## Directions
All lines containing the string "JSON" must be copied from the entries.

## Listed records
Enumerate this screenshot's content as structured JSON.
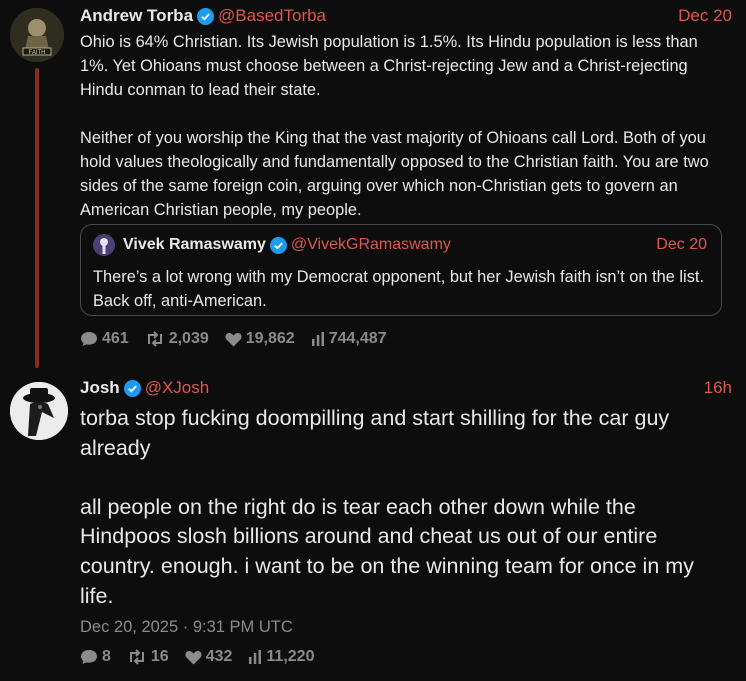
{
  "post1": {
    "author": "Andrew Torba",
    "handle": "@BasedTorba",
    "time": "Dec 20",
    "avatar_icon": "based-shield-icon",
    "text": "Ohio is 64% Christian. Its Jewish population is 1.5%. Its Hindu population is less than 1%. Yet Ohioans must choose between a Christ-rejecting Jew and a Christ-rejecting Hindu conman to lead their state.\n\nNeither of you worship the King that the vast majority of Ohioans call Lord. Both of you hold values theologically and fundamentally opposed to the Christian faith. You are two sides of the same foreign coin, arguing over which non-Christian gets to govern an American Christian people, my people.",
    "quote": {
      "author": "Vivek Ramaswamy",
      "handle": "@VivekGRamaswamy",
      "time": "Dec 20",
      "text": "There’s a lot wrong with my Democrat opponent, but her Jewish faith isn’t on the list. Back off, anti-American."
    },
    "stats": {
      "replies": "461",
      "reposts": "2,039",
      "likes": "19,862",
      "views": "744,487"
    }
  },
  "post2": {
    "author": "Josh",
    "handle": "@XJosh",
    "time": "16h",
    "text": "torba stop fucking doompilling and start shilling for the car guy already\n\nall people on the right do is tear each other down while the Hindpoos slosh billions around and cheat us out of our entire country. enough. i want to be on the winning team for once in my life.",
    "datestamp": "Dec 20, 2025 · 9:31 PM UTC",
    "stats": {
      "replies": "8",
      "reposts": "16",
      "likes": "432",
      "views": "11,220"
    }
  },
  "colors": {
    "accent": "#e0574e",
    "muted": "#8b8b8b",
    "verified": "#1d9bf0",
    "thread": "#8a2a24"
  }
}
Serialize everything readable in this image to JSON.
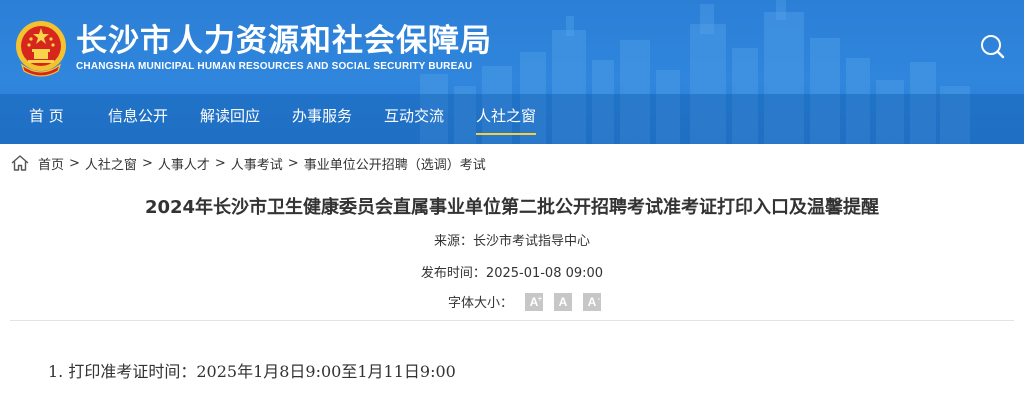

## Answer box
Enumerate this screenshot's content as structured JSON.
Serialize everything readable in this image to JSON.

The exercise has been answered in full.